This is one of the principal findings of a 2008 survey by the Chicago Council on Global Affairs on “Soft Power in Asia” (www.thechicagocouncil.org/softpowerindex). Extensive polling was done in the United States and the four nations Secretary Clinton will visit – Japan, South Korea, Indonesia and China, as well as in Vietnam. The survey produced some surprising and important findings.
Every country surveyed ranked the United States ahead of China in soft power. The United States ranked first in terms of overall soft power in China, Japan and South Korea and second (next to Japan) in Indonesia and Vietnam. Majorities or pluralities in all Asian countries surveyed believed that U.S. influence in Asia had increased over the past 10 years. This stands in marked contrast with the rest of the world.
When separated into categories, the United States led China in four measured areas – political, diplomatic, human capital and economic – while China led the United States in one – cultural.
Overall, China faired much worse than expected in soft power – its political system, legal system, respect for human rights and normative appeal all scored very low in the eyes of Beijing’s neighbors. Even its economic stance did not resonate in the region. Strong majorities in Japan (74 percent), South Korea (74 percent) and the United States (70 percent) and a plurality in Indonesia (47 percent) also indicated that China could become a military threat to their country.

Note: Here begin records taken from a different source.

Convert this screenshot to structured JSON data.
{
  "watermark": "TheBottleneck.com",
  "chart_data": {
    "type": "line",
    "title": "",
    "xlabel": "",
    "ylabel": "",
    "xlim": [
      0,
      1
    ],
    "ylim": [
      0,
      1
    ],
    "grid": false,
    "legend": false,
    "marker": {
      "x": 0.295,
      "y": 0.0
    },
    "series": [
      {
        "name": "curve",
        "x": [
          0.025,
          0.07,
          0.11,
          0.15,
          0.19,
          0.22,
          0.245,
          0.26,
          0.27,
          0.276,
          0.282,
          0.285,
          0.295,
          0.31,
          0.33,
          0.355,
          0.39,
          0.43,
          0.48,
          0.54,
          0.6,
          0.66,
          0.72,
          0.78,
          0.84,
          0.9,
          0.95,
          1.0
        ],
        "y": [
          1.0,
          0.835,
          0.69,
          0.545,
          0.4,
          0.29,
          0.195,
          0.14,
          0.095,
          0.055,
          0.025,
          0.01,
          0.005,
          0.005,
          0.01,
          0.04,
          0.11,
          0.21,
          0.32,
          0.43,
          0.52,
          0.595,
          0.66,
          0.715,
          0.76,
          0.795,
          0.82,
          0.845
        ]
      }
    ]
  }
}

While the United States does top China in soft power, Americans should remember that this is not a zero-sum game. The United States actually benefits from healthy Chinese soft power as it reduces tensions with old rivals, like Japan, and lays the groundwork for increased regional cooperation.
Moreover, according to the Chicago Council data, Chinese attitudes toward the U.S. have grown noticeably warmer in recent years and, like other Asian nations polled, Chinese respondents surprisingly held consistently positive attitudes toward U.S. influence in Asia. This is an invaluable asset given the importance of the U.S.-China relationship to the global economy.
President Obama and his secretary of state have spoken favorably of the need to tap into the non-military dimensions of U.S. power (which Clinton describes as “smart power”). U.S. foreign policy in Asia shows the way. Great challenges remain, such as managing the instability resulting from the financial crisis or dealing with the North Korean nuclear program, and new ones will undoubtedly emerge. But these findings show that the United States enjoys a reservoir of good will and respect across the region.
At home, America’s Asia policy is as close to bipartisan as any major policy area over the past 60 years. This bipartisanship has borne fruit. Significant changes may come in many areas of U.S. foreign policy, but not in U.S. relations with Asia.
Secretary Clinton’s speech to the Asia Society in New York last week signaled strong continuity in policy toward the region: maintaining strong alliances with Japan and South Korea, robust comprehensive engagement with China, and deserved attentiveness to Indonesia and Southeast Asia.
Things are likely to get tougher in the coming years. The international financial crisis has caused a rapid deterioration in Asian economies, chiefly because of a collapse in exports. This could lead to political instability, made dangerous by potent forms of nationalism. America’s role as a leader and pacifying force in Asia have never been more important.
The Chicago Council survey demonstrated that the United States is the indispensable power in Asia. Secretary Clinton’s tour is confirmation of this and elevates Asia as a new foreign policy priority of the Obama administration.
[William] Perry's proposal—'talk first and get tough later'—puts the cart before the horse. North Korea has long maintained a singular obsession with its nuclear weapon and missile capabilities, and has repeatedly made clear it will not negotiate an end to its weapons programs.
Kim Jong-un appears to believe that he can sustain and enhance his weapons programs without major impediments or severe consequences. The United States must impart to Kim that his beliefs are objectionable and wholly contrary to U.S. interests, and that they will be opposed in word and in deed.